· 250 spectacular installations by Giovanni Anselmo, Alighiero Boetti, Pier Paolo Calzolari, Luciano Fabro, Jannis Kounellis, Mario Merz, Marisa Merz, Giulio Paolini, Pino Pascali, Giuseppe Penone, Michelangelo Pistoletto, Emilio Prini and Gilberto Zorio, created between 1966 and 2011 and presented in 8 leading cultural institutions. The works by Arte Povera protagonists will be integrated by over 50 sculptures, videos, installations, photographs and films by international artists such as Acconci, Andre, Baldessari, Beuys, Kosuth, Le Witt, Nauman, Smithson and Weiner.
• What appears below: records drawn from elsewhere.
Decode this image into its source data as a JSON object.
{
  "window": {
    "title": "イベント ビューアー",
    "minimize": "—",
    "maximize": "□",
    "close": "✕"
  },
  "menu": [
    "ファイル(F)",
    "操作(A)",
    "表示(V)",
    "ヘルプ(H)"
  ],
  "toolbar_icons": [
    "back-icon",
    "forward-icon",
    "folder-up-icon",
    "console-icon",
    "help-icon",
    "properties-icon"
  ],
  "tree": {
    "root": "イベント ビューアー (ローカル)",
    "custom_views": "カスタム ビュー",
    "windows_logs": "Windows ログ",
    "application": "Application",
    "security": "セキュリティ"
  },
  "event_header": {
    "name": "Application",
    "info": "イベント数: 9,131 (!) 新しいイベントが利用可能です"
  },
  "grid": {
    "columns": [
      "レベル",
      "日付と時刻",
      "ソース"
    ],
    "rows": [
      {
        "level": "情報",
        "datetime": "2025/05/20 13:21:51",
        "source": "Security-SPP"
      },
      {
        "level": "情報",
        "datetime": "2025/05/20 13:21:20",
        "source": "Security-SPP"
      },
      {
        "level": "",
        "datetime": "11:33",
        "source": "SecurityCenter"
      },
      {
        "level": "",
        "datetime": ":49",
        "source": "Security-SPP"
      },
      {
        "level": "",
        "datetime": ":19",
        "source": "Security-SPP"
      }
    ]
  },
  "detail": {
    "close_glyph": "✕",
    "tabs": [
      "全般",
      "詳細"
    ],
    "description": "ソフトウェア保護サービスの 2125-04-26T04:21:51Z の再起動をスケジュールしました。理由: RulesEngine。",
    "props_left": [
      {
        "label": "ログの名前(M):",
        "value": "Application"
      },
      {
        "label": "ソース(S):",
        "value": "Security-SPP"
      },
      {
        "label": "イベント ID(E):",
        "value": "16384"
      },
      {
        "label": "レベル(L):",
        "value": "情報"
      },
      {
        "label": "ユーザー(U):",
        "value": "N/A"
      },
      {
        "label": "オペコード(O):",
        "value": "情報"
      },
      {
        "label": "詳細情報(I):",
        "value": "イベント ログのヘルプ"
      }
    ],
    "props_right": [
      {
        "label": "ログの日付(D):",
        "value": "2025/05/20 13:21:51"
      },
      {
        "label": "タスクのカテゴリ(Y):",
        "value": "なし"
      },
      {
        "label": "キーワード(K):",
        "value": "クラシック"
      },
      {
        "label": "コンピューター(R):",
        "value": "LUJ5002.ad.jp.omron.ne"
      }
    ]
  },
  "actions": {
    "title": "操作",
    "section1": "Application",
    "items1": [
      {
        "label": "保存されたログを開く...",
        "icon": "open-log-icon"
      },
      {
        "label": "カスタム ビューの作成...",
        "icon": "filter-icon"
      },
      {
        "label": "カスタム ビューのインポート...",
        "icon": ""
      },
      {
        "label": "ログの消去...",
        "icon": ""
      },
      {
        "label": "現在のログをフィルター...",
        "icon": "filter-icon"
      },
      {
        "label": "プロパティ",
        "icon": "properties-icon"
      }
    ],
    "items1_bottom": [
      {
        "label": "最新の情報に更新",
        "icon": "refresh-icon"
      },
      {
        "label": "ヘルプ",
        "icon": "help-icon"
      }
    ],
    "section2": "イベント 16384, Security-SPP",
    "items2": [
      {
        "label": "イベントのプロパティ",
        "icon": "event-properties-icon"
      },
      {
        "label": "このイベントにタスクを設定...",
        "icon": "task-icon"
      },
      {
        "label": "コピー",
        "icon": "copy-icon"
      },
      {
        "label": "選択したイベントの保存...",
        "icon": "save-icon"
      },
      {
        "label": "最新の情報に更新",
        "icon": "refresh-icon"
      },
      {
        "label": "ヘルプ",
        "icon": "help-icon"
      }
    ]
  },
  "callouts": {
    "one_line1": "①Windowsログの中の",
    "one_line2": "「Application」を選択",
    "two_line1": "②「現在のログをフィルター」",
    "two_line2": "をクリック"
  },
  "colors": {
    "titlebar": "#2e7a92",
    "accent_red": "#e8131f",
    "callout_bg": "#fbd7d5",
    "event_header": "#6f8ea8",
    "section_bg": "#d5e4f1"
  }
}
· Over 15.000 square meters of exhibition spaces devoted to Arte Povera, among which museum architectures and urban contexts in Italy’s main cities, from north to south: Turin-Rivoli, Milan, Bergamo, Bologna, Rome, Naples, Bari.
· 7 months of spectacular exhibitions between September 2011 and April 2012
· A catalog integrating the project’s range and complexity in over 600 pages, 580 illustrations and 33 original essays by international writers

Alighiero BoettiThese are but the figures of a show whose breadth, contents and structure make it the most ambitious exhibition project ever devoted to this key movement in contemporary Italian art

Arte povera started in the late Sixties, in a synergy with the emancipation movements and the protests characterizing an age whose main trait was the liberation from social conventions and the status quo. Critic Germano Celant noted how some artists pursued a “linguistic split”, shifting their interest from forms toward processes, from aesthetics to intentions, from objects to gestures, from a work’s self-contained space to the infinite potential of time and experience. The name derives from “poor” [povero] theater, as theorized by Grotowski, and references the strategy of reducing (impoverishing) signs, in a search for what is primary and essential. This was also an attempt at backing out from the constant accumulation of traditions, returning centrality to mankind instead of granting it to its products. Arte Povera rejected cultural sediments and hence was unwilling to present itself as an avant-garde; already in 1971, Celant decreed the movement’s end, its disintegration into the individual artists’ experiences, each of them developing a specific path with a particular attention to materials, conceptual apparatuses, formal disaggregation and recombination, behavioral practices, poetic activity: all these aspects now define what has come to be seen as a
conventional way of understanding contemporary art.